*** Data in this exercise Section Begins ***

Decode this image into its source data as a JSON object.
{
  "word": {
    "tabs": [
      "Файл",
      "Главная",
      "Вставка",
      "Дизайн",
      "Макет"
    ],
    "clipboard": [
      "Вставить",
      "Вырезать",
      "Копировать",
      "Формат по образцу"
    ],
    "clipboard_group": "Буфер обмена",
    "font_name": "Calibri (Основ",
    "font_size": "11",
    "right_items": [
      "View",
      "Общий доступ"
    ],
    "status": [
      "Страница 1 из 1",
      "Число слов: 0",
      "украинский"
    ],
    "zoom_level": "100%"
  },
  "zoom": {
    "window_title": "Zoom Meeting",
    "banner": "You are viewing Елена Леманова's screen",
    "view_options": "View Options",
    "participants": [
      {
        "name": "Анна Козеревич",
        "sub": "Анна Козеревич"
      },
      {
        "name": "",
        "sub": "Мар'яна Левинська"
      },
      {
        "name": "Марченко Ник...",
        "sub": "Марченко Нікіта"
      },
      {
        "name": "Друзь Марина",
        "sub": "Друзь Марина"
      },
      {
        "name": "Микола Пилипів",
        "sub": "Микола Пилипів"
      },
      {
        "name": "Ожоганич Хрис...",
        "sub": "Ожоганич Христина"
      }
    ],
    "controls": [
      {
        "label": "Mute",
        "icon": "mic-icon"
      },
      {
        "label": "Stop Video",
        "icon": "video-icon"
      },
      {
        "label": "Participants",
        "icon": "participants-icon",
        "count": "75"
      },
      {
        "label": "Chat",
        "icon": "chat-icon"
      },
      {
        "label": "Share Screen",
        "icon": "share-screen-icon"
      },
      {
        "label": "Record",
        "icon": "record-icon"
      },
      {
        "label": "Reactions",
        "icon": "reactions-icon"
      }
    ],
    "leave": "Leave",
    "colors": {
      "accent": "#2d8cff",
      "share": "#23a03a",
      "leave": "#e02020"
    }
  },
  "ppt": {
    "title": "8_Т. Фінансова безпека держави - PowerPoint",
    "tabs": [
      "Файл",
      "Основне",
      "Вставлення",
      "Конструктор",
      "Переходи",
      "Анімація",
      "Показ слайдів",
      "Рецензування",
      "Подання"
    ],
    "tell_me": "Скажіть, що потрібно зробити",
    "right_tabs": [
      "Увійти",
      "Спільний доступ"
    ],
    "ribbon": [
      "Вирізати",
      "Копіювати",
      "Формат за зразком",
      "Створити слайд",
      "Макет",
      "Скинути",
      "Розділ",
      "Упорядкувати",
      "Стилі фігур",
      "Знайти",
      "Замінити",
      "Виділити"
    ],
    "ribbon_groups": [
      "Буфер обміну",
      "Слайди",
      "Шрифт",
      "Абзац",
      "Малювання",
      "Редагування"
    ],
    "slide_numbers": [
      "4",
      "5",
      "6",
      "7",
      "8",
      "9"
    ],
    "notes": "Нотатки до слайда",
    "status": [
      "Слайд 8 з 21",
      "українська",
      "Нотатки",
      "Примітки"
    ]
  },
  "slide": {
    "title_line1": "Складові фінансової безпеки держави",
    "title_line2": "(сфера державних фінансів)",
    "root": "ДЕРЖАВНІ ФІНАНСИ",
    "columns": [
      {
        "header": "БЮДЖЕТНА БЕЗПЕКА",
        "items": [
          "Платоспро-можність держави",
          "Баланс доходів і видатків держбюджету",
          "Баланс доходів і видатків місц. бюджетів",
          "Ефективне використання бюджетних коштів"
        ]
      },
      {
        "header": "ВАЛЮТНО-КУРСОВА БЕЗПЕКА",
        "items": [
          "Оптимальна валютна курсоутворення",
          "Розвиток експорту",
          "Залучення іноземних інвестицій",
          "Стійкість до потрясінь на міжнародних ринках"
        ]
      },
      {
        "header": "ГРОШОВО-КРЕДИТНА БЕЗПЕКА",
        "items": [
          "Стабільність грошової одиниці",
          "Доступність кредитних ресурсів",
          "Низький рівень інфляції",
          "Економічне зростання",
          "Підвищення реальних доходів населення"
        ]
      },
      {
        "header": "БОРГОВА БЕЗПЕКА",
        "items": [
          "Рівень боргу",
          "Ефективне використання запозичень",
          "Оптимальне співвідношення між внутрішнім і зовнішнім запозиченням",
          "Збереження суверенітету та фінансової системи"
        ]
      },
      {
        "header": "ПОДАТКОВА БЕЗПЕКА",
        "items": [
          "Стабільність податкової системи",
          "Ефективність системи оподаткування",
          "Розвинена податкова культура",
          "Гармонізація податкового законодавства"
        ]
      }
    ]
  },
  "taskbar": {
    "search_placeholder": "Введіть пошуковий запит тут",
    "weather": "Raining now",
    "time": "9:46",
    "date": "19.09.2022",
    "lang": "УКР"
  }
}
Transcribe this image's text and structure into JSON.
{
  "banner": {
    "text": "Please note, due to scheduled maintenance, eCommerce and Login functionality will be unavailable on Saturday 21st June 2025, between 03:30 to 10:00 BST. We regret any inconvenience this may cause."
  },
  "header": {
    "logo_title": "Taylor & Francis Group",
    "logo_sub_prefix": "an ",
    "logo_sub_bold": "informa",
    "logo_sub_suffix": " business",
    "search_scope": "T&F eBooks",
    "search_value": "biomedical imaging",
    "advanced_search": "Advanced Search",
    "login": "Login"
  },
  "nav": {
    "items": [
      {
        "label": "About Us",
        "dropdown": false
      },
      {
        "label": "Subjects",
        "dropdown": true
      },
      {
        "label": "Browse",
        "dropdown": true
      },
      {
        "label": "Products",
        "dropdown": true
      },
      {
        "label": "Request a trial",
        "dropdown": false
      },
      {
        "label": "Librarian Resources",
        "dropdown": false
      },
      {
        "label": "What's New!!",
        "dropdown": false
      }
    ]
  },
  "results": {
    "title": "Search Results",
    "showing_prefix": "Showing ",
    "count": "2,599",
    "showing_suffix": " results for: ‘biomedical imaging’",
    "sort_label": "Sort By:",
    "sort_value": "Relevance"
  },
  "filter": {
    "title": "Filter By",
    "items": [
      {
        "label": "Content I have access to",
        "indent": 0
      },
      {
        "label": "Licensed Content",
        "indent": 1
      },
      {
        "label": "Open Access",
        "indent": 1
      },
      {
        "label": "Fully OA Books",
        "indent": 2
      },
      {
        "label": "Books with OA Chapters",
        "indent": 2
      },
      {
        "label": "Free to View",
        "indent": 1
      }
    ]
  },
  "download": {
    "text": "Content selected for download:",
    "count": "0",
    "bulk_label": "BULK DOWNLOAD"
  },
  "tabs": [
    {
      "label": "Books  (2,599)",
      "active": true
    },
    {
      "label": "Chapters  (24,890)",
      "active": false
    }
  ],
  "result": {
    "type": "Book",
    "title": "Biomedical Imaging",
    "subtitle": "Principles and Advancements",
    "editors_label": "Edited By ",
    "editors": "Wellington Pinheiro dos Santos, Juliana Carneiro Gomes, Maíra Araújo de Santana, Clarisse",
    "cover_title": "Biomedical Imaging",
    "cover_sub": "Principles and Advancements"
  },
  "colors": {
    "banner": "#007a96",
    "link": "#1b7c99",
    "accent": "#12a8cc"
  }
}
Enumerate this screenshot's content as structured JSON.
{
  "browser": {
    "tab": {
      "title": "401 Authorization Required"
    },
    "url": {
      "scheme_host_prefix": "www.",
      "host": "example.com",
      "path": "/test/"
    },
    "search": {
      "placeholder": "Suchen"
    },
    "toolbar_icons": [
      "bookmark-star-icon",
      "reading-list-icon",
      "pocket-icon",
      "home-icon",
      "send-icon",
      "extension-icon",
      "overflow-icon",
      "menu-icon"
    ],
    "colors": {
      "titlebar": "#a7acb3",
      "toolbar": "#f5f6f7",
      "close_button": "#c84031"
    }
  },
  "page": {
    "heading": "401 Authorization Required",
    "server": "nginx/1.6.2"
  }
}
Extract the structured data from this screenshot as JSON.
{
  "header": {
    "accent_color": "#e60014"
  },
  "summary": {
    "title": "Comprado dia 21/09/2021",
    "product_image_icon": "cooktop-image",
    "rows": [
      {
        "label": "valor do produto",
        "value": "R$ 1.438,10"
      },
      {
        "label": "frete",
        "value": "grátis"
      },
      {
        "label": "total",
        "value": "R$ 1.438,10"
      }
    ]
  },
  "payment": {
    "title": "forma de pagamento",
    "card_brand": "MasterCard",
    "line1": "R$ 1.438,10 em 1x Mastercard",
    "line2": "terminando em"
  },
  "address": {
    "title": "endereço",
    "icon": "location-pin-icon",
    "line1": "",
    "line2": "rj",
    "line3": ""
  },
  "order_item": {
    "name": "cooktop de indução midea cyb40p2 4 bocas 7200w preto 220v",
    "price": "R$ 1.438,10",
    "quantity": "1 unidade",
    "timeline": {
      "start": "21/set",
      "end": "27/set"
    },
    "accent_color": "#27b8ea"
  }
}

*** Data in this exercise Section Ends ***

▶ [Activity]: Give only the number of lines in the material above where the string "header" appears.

▶ [Solution to the problem]: 7